In 2016, the programme supported 10 early-career researchers, who attended scientific meetings to present and discuss their work with leading scientists in their fields. We received very positive feedback, as the majority of grantees achieved their goals for promoting their research and setting up new collaborations at the meetings they attended with eLife’s support.
Parthiv Haldipur, a neuroscientist from the Seattle Children's Research Institute, attended the 21st Biennial Meeting of the International Society for Developmental Neuroscience last May. As a result of networking at the conference, Parthiv established two new collaborations with researchers at the University College London.
Heather Garvin, evolutionary biologist from the Mercyhurst University, who was involved in the study ofHomo nalediand attended the American Association of Physical Anthropology’s 85th Annual Meeting, said:
“Given that the details of my research have not yet been published, just as I was hoping, I received comments that will help me to strengthen the research before publication. There are a couple of possible collaborations I am exploring following my meeting interactions too, and overall attending the meeting helped me get my name and research out there to the physical anthropology community.”
Adam Kucharski, epidemiologist from the London School of Hygiene and Tropical Medicine, who attended the International Congress for Tropical Medicine and Malaria with the support of the program, reported:
“There were several questions about how our analysis could be extended to other settings, and in follow-up correspondence researchers have also asked about how the methodology might be applied to their questions and data sets.”
We encourage postdoctoral and independent scientists with up to five years of active research experience, and who have authored or co-authored a research paper published (or accepted for publication) at eLife, to apply online with our simple application form. Please review the updated terms and conditions before applying.
Applicants who have had an abstract of high scientific merit already accepted for presentation at their chosen meeting will be treated with priority.
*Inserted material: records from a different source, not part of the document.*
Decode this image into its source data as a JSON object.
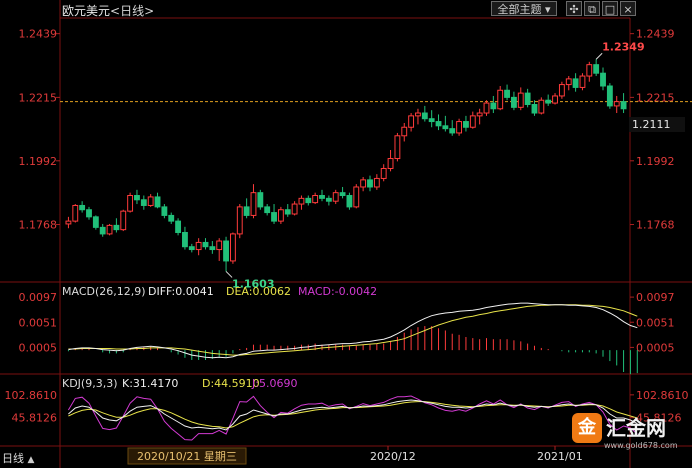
{
  "header": {
    "title": "欧元美元",
    "period": "<日线>",
    "theme_button": "全部主题",
    "icons": [
      "dropdown-icon",
      "crosshair-icon",
      "window-restore-icon",
      "window-maximize-icon",
      "close-icon"
    ]
  },
  "price_tag": "1.2111",
  "bottom_left_label": "日线",
  "logo": {
    "name": "汇金网",
    "mark": "金",
    "url": "www.gold678.com"
  },
  "colors": {
    "up": "#ff3b3b",
    "down": "#21c07a",
    "yellow": "#e8e34a",
    "white": "#f0f0f0",
    "magenta": "#d23ad2",
    "grid": "#7a1010"
  },
  "chart_data": [
    {
      "type": "candlestick",
      "ylim": [
        1.158,
        1.248
      ],
      "y_ticks": [
        "1.2439",
        "1.2215",
        "1.1992",
        "1.1768"
      ],
      "current_price": 1.2111,
      "reference_line": 1.22,
      "annotations": [
        {
          "text": "1.2349",
          "value": 1.2349
        },
        {
          "text": "1.1603",
          "value": 1.1603
        }
      ],
      "x_ticks": [
        "2020/10/21 星期三",
        "2020/12",
        "2021/01"
      ],
      "candles": [
        [
          1.177,
          1.1795,
          1.1755,
          1.178
        ],
        [
          1.178,
          1.184,
          1.1775,
          1.1835
        ],
        [
          1.1835,
          1.185,
          1.181,
          1.182
        ],
        [
          1.182,
          1.183,
          1.1785,
          1.1795
        ],
        [
          1.1795,
          1.18,
          1.175,
          1.1758
        ],
        [
          1.1758,
          1.177,
          1.1725,
          1.1735
        ],
        [
          1.1735,
          1.177,
          1.173,
          1.1765
        ],
        [
          1.1765,
          1.179,
          1.174,
          1.175
        ],
        [
          1.175,
          1.182,
          1.1745,
          1.1815
        ],
        [
          1.1815,
          1.188,
          1.181,
          1.187
        ],
        [
          1.187,
          1.189,
          1.184,
          1.1855
        ],
        [
          1.1855,
          1.187,
          1.182,
          1.1835
        ],
        [
          1.1835,
          1.1875,
          1.183,
          1.1865
        ],
        [
          1.1865,
          1.188,
          1.1825,
          1.183
        ],
        [
          1.183,
          1.184,
          1.179,
          1.18
        ],
        [
          1.18,
          1.181,
          1.177,
          1.178
        ],
        [
          1.178,
          1.179,
          1.173,
          1.174
        ],
        [
          1.174,
          1.176,
          1.168,
          1.169
        ],
        [
          1.169,
          1.17,
          1.167,
          1.168
        ],
        [
          1.168,
          1.172,
          1.166,
          1.1705
        ],
        [
          1.1705,
          1.172,
          1.168,
          1.169
        ],
        [
          1.169,
          1.171,
          1.1665,
          1.168
        ],
        [
          1.168,
          1.172,
          1.164,
          1.171
        ],
        [
          1.171,
          1.1725,
          1.1603,
          1.164
        ],
        [
          1.164,
          1.174,
          1.163,
          1.1735
        ],
        [
          1.1735,
          1.184,
          1.172,
          1.183
        ],
        [
          1.183,
          1.186,
          1.179,
          1.18
        ],
        [
          1.18,
          1.191,
          1.179,
          1.188
        ],
        [
          1.188,
          1.189,
          1.182,
          1.183
        ],
        [
          1.183,
          1.184,
          1.18,
          1.181
        ],
        [
          1.181,
          1.184,
          1.177,
          1.178
        ],
        [
          1.178,
          1.183,
          1.177,
          1.182
        ],
        [
          1.182,
          1.184,
          1.1795,
          1.1805
        ],
        [
          1.1805,
          1.185,
          1.18,
          1.184
        ],
        [
          1.184,
          1.187,
          1.182,
          1.186
        ],
        [
          1.186,
          1.187,
          1.1835,
          1.1845
        ],
        [
          1.1845,
          1.188,
          1.184,
          1.187
        ],
        [
          1.187,
          1.189,
          1.185,
          1.186
        ],
        [
          1.186,
          1.187,
          1.1835,
          1.185
        ],
        [
          1.185,
          1.189,
          1.184,
          1.188
        ],
        [
          1.188,
          1.19,
          1.186,
          1.187
        ],
        [
          1.187,
          1.188,
          1.182,
          1.183
        ],
        [
          1.183,
          1.191,
          1.1825,
          1.19
        ],
        [
          1.19,
          1.1935,
          1.1885,
          1.1925
        ],
        [
          1.1925,
          1.194,
          1.1885,
          1.19
        ],
        [
          1.19,
          1.1945,
          1.189,
          1.193
        ],
        [
          1.193,
          1.198,
          1.192,
          1.1965
        ],
        [
          1.1965,
          1.203,
          1.1955,
          1.2
        ],
        [
          1.2,
          1.209,
          1.199,
          1.208
        ],
        [
          1.208,
          1.2125,
          1.206,
          1.211
        ],
        [
          1.211,
          1.216,
          1.2095,
          1.215
        ],
        [
          1.215,
          1.2175,
          1.212,
          1.216
        ],
        [
          1.216,
          1.2185,
          1.213,
          1.214
        ],
        [
          1.214,
          1.217,
          1.211,
          1.213
        ],
        [
          1.213,
          1.2155,
          1.21,
          1.2115
        ],
        [
          1.2115,
          1.215,
          1.2095,
          1.2105
        ],
        [
          1.2105,
          1.2135,
          1.208,
          1.209
        ],
        [
          1.209,
          1.214,
          1.208,
          1.213
        ],
        [
          1.213,
          1.215,
          1.2095,
          1.211
        ],
        [
          1.211,
          1.2165,
          1.2105,
          1.215
        ],
        [
          1.215,
          1.2175,
          1.212,
          1.216
        ],
        [
          1.216,
          1.2205,
          1.215,
          1.2195
        ],
        [
          1.2195,
          1.222,
          1.216,
          1.2175
        ],
        [
          1.2175,
          1.2255,
          1.217,
          1.224
        ],
        [
          1.224,
          1.226,
          1.2205,
          1.2215
        ],
        [
          1.2215,
          1.2235,
          1.217,
          1.218
        ],
        [
          1.218,
          1.225,
          1.217,
          1.223
        ],
        [
          1.223,
          1.2245,
          1.218,
          1.219
        ],
        [
          1.219,
          1.2205,
          1.215,
          1.216
        ],
        [
          1.216,
          1.2215,
          1.2155,
          1.2205
        ],
        [
          1.2205,
          1.2225,
          1.2185,
          1.2195
        ],
        [
          1.2195,
          1.223,
          1.219,
          1.222
        ],
        [
          1.222,
          1.227,
          1.221,
          1.226
        ],
        [
          1.226,
          1.229,
          1.224,
          1.228
        ],
        [
          1.228,
          1.23,
          1.2235,
          1.225
        ],
        [
          1.225,
          1.23,
          1.224,
          1.229
        ],
        [
          1.229,
          1.234,
          1.227,
          1.233
        ],
        [
          1.233,
          1.2349,
          1.229,
          1.23
        ],
        [
          1.23,
          1.232,
          1.224,
          1.2255
        ],
        [
          1.2255,
          1.2265,
          1.2175,
          1.2185
        ],
        [
          1.2185,
          1.222,
          1.216,
          1.22
        ],
        [
          1.22,
          1.223,
          1.216,
          1.2175
        ]
      ]
    },
    {
      "type": "macd",
      "label": "MACD(26,12,9)",
      "diff_text": "DIFF:0.0041",
      "dea_text": "DEA:0.0062",
      "macd_text": "MACD:-0.0042",
      "y_ticks": [
        "0.0097",
        "0.0051",
        "0.0005"
      ],
      "ylim": [
        -0.004,
        0.011
      ],
      "diff": [
        0.0001,
        0.0003,
        0.0004,
        0.0004,
        0.0003,
        0.0001,
        0.0,
        -0.0001,
        0.0,
        0.0003,
        0.0005,
        0.0006,
        0.0007,
        0.0006,
        0.0004,
        0.0002,
        -0.0001,
        -0.0005,
        -0.0009,
        -0.0011,
        -0.0013,
        -0.0014,
        -0.0013,
        -0.0014,
        -0.0012,
        -0.0008,
        -0.0006,
        -0.0002,
        -0.0001,
        0.0,
        0.0,
        0.0001,
        0.0002,
        0.0003,
        0.0005,
        0.0006,
        0.0008,
        0.0009,
        0.001,
        0.0011,
        0.0012,
        0.0012,
        0.0013,
        0.0015,
        0.0016,
        0.0018,
        0.002,
        0.0024,
        0.003,
        0.0037,
        0.0045,
        0.0052,
        0.0058,
        0.0063,
        0.0066,
        0.0068,
        0.0069,
        0.0071,
        0.0072,
        0.0073,
        0.0075,
        0.0078,
        0.008,
        0.0082,
        0.0084,
        0.0085,
        0.0086,
        0.0086,
        0.0085,
        0.0084,
        0.0083,
        0.0083,
        0.0083,
        0.0082,
        0.0082,
        0.0081,
        0.008,
        0.0078,
        0.0074,
        0.0068,
        0.0061,
        0.0052,
        0.0045,
        0.0041
      ],
      "dea": [
        0.0002,
        0.0002,
        0.0003,
        0.0003,
        0.0003,
        0.0003,
        0.0003,
        0.0002,
        0.0002,
        0.0002,
        0.0003,
        0.0003,
        0.0004,
        0.0004,
        0.0004,
        0.0004,
        0.0003,
        0.0002,
        0.0,
        -0.0002,
        -0.0004,
        -0.0006,
        -0.0007,
        -0.0008,
        -0.0009,
        -0.0009,
        -0.0008,
        -0.0007,
        -0.0006,
        -0.0005,
        -0.0004,
        -0.0003,
        -0.0002,
        -0.0001,
        0.0,
        0.0001,
        0.0002,
        0.0004,
        0.0005,
        0.0006,
        0.0007,
        0.0008,
        0.0009,
        0.001,
        0.0011,
        0.0012,
        0.0014,
        0.0016,
        0.0018,
        0.0021,
        0.0026,
        0.0031,
        0.0036,
        0.0041,
        0.0046,
        0.005,
        0.0054,
        0.0057,
        0.006,
        0.0062,
        0.0065,
        0.0067,
        0.007,
        0.0072,
        0.0074,
        0.0076,
        0.0078,
        0.008,
        0.0081,
        0.0082,
        0.0082,
        0.0083,
        0.0083,
        0.0083,
        0.0083,
        0.0082,
        0.0082,
        0.0081,
        0.008,
        0.0078,
        0.0075,
        0.0072,
        0.0067,
        0.0062
      ],
      "hist": [
        -0.0002,
        0.0002,
        0.0002,
        0.0002,
        0.0,
        -0.0004,
        -0.0006,
        -0.0006,
        -0.0004,
        0.0002,
        0.0004,
        0.0006,
        0.0006,
        0.0004,
        0.0,
        -0.0004,
        -0.0008,
        -0.0014,
        -0.0018,
        -0.0018,
        -0.0018,
        -0.0016,
        -0.0012,
        -0.0012,
        -0.0006,
        0.0002,
        0.0004,
        0.001,
        0.001,
        0.001,
        0.0008,
        0.0008,
        0.0008,
        0.0008,
        0.001,
        0.001,
        0.0012,
        0.001,
        0.001,
        0.001,
        0.001,
        0.0008,
        0.0008,
        0.001,
        0.001,
        0.0012,
        0.0012,
        0.0016,
        0.0024,
        0.0032,
        0.0038,
        0.0042,
        0.0044,
        0.0044,
        0.004,
        0.0036,
        0.003,
        0.0028,
        0.0024,
        0.0022,
        0.002,
        0.0022,
        0.002,
        0.002,
        0.002,
        0.0018,
        0.0016,
        0.0012,
        0.0008,
        0.0004,
        0.0002,
        0.0,
        -0.0002,
        -0.0004,
        -0.0004,
        -0.0004,
        -0.0004,
        -0.0006,
        -0.0012,
        -0.002,
        -0.0028,
        -0.004,
        -0.0044,
        -0.0042
      ]
    },
    {
      "type": "kdj",
      "label": "KDJ(9,3,3)",
      "k_text": "K:31.4170",
      "d_text": "D:44.5910",
      "j_text": "J:5.0690",
      "y_ticks": [
        "102.8610",
        "45.8126"
      ],
      "ylim": [
        -20,
        130
      ],
      "k": [
        55,
        70,
        75,
        72,
        60,
        45,
        40,
        38,
        48,
        62,
        72,
        74,
        76,
        68,
        55,
        45,
        35,
        25,
        20,
        22,
        20,
        18,
        20,
        15,
        30,
        50,
        55,
        65,
        60,
        55,
        50,
        55,
        55,
        60,
        65,
        68,
        70,
        72,
        70,
        72,
        74,
        70,
        72,
        75,
        74,
        76,
        78,
        82,
        86,
        88,
        90,
        88,
        85,
        82,
        78,
        74,
        72,
        72,
        70,
        72,
        76,
        80,
        78,
        82,
        78,
        75,
        78,
        74,
        72,
        74,
        72,
        75,
        78,
        80,
        76,
        78,
        80,
        78,
        70,
        55,
        45,
        45,
        40,
        31
      ],
      "d": [
        50,
        58,
        64,
        67,
        65,
        58,
        52,
        47,
        47,
        52,
        59,
        64,
        68,
        68,
        64,
        58,
        50,
        42,
        35,
        30,
        27,
        24,
        23,
        20,
        23,
        32,
        40,
        48,
        52,
        53,
        52,
        53,
        54,
        56,
        59,
        62,
        65,
        67,
        68,
        69,
        71,
        71,
        71,
        72,
        73,
        74,
        75,
        77,
        80,
        83,
        85,
        86,
        86,
        84,
        82,
        79,
        77,
        75,
        74,
        73,
        74,
        76,
        77,
        78,
        78,
        77,
        77,
        76,
        75,
        74,
        73,
        74,
        75,
        77,
        77,
        77,
        78,
        78,
        75,
        68,
        60,
        55,
        50,
        45
      ],
      "j": [
        65,
        94,
        97,
        82,
        50,
        19,
        16,
        20,
        50,
        82,
        98,
        94,
        92,
        68,
        37,
        19,
        5,
        -9,
        -10,
        6,
        6,
        6,
        14,
        5,
        44,
        86,
        85,
        99,
        76,
        59,
        46,
        59,
        57,
        68,
        77,
        80,
        80,
        82,
        74,
        78,
        80,
        68,
        74,
        81,
        76,
        80,
        84,
        92,
        98,
        98,
        100,
        92,
        83,
        78,
        70,
        64,
        62,
        66,
        62,
        70,
        80,
        88,
        80,
        90,
        78,
        71,
        80,
        70,
        66,
        74,
        70,
        77,
        84,
        86,
        74,
        80,
        84,
        78,
        60,
        29,
        15,
        25,
        20,
        5
      ]
    }
  ]
}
We especially welcome applications from researchers requiring international travel to their meeting of choice.
The table below lists all the deadlines for eLife’s early-career travel grants in 2017. We also list the dates when we plan to announce the results of each round.
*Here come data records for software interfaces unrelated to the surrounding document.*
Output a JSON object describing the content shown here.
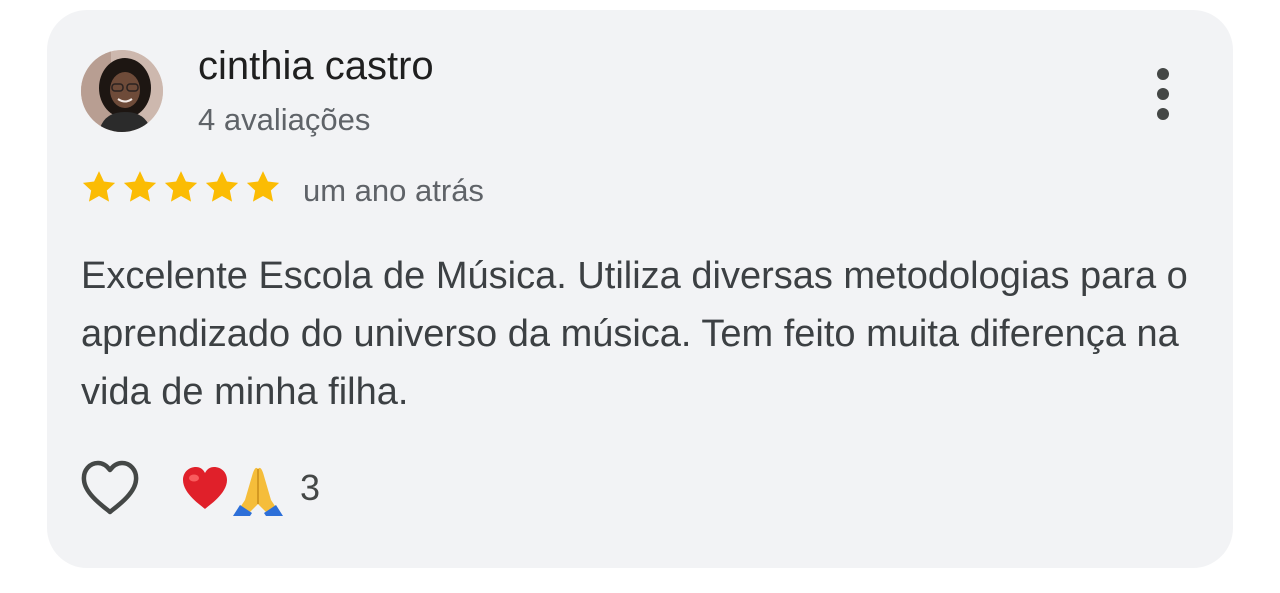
{
  "review": {
    "author": {
      "name": "cinthia castro",
      "reviews_count": "4 avaliações",
      "avatar": "profile-photo"
    },
    "rating": 5,
    "rating_max": 5,
    "time_ago": "um ano atrás",
    "text": "Excelente Escola de Música. Utiliza diversas metodologias para o aprendizado do universo da música. Tem feito muita diferença na vida de minha filha.",
    "actions": {
      "like_icon": "heart-outline-icon",
      "more_icon": "more-vert-icon"
    },
    "reactions": {
      "emojis": [
        "red-heart-emoji",
        "folded-hands-emoji"
      ],
      "count": "3"
    }
  },
  "colors": {
    "card_background": "#f2f3f5",
    "star": "#fbbc04",
    "primary_text": "#1f1f1f",
    "secondary_text": "#5f6368",
    "body_text": "#3c4043"
  }
}
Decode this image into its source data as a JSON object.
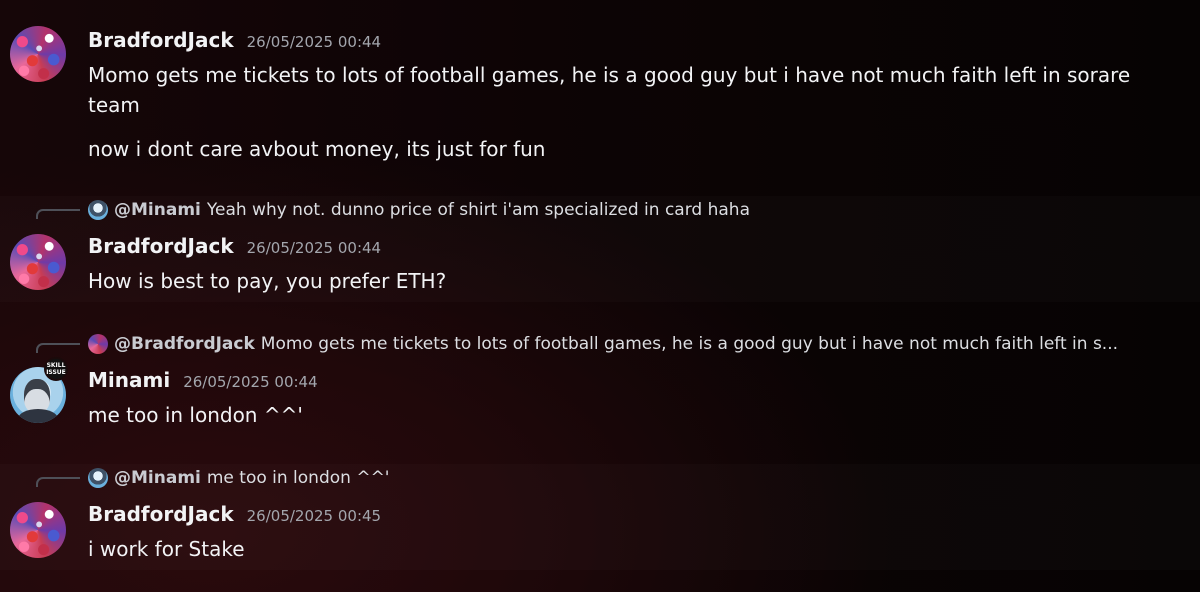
{
  "messages": [
    {
      "username": "BradfordJack",
      "timestamp": "26/05/2025 00:44",
      "lines": [
        "Momo gets me tickets to lots of football games, he is a good guy but i have not much faith left in sorare team",
        "now i dont care avbout money, its just for fun"
      ]
    },
    {
      "reply": {
        "mention": "@Minami",
        "text": "Yeah why not. dunno price of shirt i'am specialized in card haha"
      },
      "username": "BradfordJack",
      "timestamp": "26/05/2025 00:44",
      "lines": [
        "How is best to pay, you prefer ETH?"
      ]
    },
    {
      "reply": {
        "mention": "@BradfordJack",
        "text": "Momo gets me tickets to lots of football games, he is a good guy but i have not much faith left in s..."
      },
      "username": "Minami",
      "timestamp": "26/05/2025 00:44",
      "badge": "SKILL ISSUE",
      "lines": [
        "me too in london ^^'"
      ]
    },
    {
      "reply": {
        "mention": "@Minami",
        "text": "me too in london ^^'"
      },
      "username": "BradfordJack",
      "timestamp": "26/05/2025 00:45",
      "lines": [
        "i work for Stake"
      ]
    }
  ],
  "colors": {
    "background": "#0d0405",
    "username": "#f2f3f5",
    "timestamp": "#a3a6ad",
    "reply_spine": "#4e5058"
  }
}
|Subject group||Deadline 1||Announcing results||Deadline 2||Announcing results||Deadline 3||Announcing results|
|A) Biochemistry/Biophysics and Structural Biology/Computational and Systems Biology||April 3||April||June 5||June||September 4||September|
|B) Epidemiology and Global Health/ Human Biology and Medicine||April 3||April||June 5||June||September 4||September|
|C) Cell Biology/Developmental Biology and Stem Cells||April 3||April||June 5||June||September 4||September|
|D) Immunology / Microbiology and infectious disease||May 1||May||July 3||July||October 2||October|
|E) Cancer Biology/ Genes and Chromosomes||May 1||May||July 3||July||October 2||October|
|F) Genomics and Evolutionary Biology/Ecology/Plant Biology||May 1||May||July 3||July||October 2||October|
|G) Neuroscience||May 1||May||September 4||September|
At each round of funding in each of the seven broad disciplines listed in the table, we offer one travel grant of up to $1,000. There will be up to 20 available grants through the course of the year.
Please note that applications received after any of the deadlines will be considered with the next available round in the same discipline, but not after the final deadline has passed.